Exercise description> Word for word, retype the lines from the one containing "Extract the structured" to the last line of the data below, both ends included.
[[ Dataset open ]]
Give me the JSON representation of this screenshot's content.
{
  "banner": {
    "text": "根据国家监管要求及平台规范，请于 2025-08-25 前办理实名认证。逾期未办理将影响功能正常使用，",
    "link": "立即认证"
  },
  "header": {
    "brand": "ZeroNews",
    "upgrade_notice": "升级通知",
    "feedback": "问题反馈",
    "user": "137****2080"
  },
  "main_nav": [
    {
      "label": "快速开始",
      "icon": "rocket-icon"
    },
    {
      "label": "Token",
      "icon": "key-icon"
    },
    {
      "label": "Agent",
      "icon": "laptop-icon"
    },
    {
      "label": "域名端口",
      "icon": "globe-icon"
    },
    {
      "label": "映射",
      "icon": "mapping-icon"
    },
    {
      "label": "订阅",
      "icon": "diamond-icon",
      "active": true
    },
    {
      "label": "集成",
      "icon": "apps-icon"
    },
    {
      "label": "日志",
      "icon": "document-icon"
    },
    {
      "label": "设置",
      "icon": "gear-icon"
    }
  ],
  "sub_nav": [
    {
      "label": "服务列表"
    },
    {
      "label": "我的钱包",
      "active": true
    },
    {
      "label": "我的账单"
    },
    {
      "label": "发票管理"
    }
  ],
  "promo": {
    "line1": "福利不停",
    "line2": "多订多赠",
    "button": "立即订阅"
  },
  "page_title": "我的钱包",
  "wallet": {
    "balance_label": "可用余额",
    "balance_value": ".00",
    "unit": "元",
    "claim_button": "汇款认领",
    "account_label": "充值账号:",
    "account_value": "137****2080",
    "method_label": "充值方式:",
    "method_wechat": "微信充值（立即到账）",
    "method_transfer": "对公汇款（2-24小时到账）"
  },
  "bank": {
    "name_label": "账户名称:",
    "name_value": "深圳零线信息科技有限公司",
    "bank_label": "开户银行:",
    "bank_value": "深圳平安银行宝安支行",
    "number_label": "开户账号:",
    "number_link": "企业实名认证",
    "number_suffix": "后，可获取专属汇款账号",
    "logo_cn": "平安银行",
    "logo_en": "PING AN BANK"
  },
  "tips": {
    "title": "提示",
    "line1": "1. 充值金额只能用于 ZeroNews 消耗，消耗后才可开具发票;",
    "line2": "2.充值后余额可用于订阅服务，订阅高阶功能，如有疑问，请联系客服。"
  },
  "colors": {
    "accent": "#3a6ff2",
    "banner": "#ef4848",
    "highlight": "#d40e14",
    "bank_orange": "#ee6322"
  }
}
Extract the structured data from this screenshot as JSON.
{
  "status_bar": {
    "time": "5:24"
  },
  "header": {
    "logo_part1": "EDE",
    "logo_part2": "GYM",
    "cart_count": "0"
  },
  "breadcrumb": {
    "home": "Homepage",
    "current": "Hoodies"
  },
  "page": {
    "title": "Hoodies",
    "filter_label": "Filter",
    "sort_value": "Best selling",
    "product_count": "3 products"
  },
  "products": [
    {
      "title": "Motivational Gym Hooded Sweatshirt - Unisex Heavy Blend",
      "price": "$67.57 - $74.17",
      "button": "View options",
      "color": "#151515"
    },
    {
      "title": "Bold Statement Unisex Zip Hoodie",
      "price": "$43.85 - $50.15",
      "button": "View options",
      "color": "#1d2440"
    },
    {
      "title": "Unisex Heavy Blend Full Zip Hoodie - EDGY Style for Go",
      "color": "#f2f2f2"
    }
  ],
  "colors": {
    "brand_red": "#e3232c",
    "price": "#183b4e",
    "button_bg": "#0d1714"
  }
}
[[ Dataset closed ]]
Your solution>
Extract the structured data from this screenshot as JSON.
{
  "status_bar": {
    "time": "5:24"
  },
  "header": {
    "logo_part1": "EDE",
    "logo_part2": "GYM",
    "cart_count": "0"
  },
  "breadcrumb": {
    "home": "Homepage",
    "current": "Hoodies"
  },
  "page": {
    "title": "Hoodies",
    "filter_label": "Filter",
    "sort_value": "Best selling",
    "product_count": "3 products"
  },
  "products": [
    {
      "title": "Motivational Gym Hooded Sweatshirt - Unisex Heavy Blend",
      "price": "$67.57 - $74.17",
      "button": "View options",
      "color": "#151515"
    },
    {
      "title": "Bold Statement Unisex Zip Hoodie",
      "price": "$43.85 - $50.15",
      "button": "View options",
      "color": "#1d2440"
    },
    {
      "title": "Unisex Heavy Blend Full Zip Hoodie - EDGY Style for Go",
      "color": "#f2f2f2"
    }
  ],
  "colors": {
    "brand_red": "#e3232c",
    "price": "#183b4e",
    "button_bg": "#0d1714"
  }
}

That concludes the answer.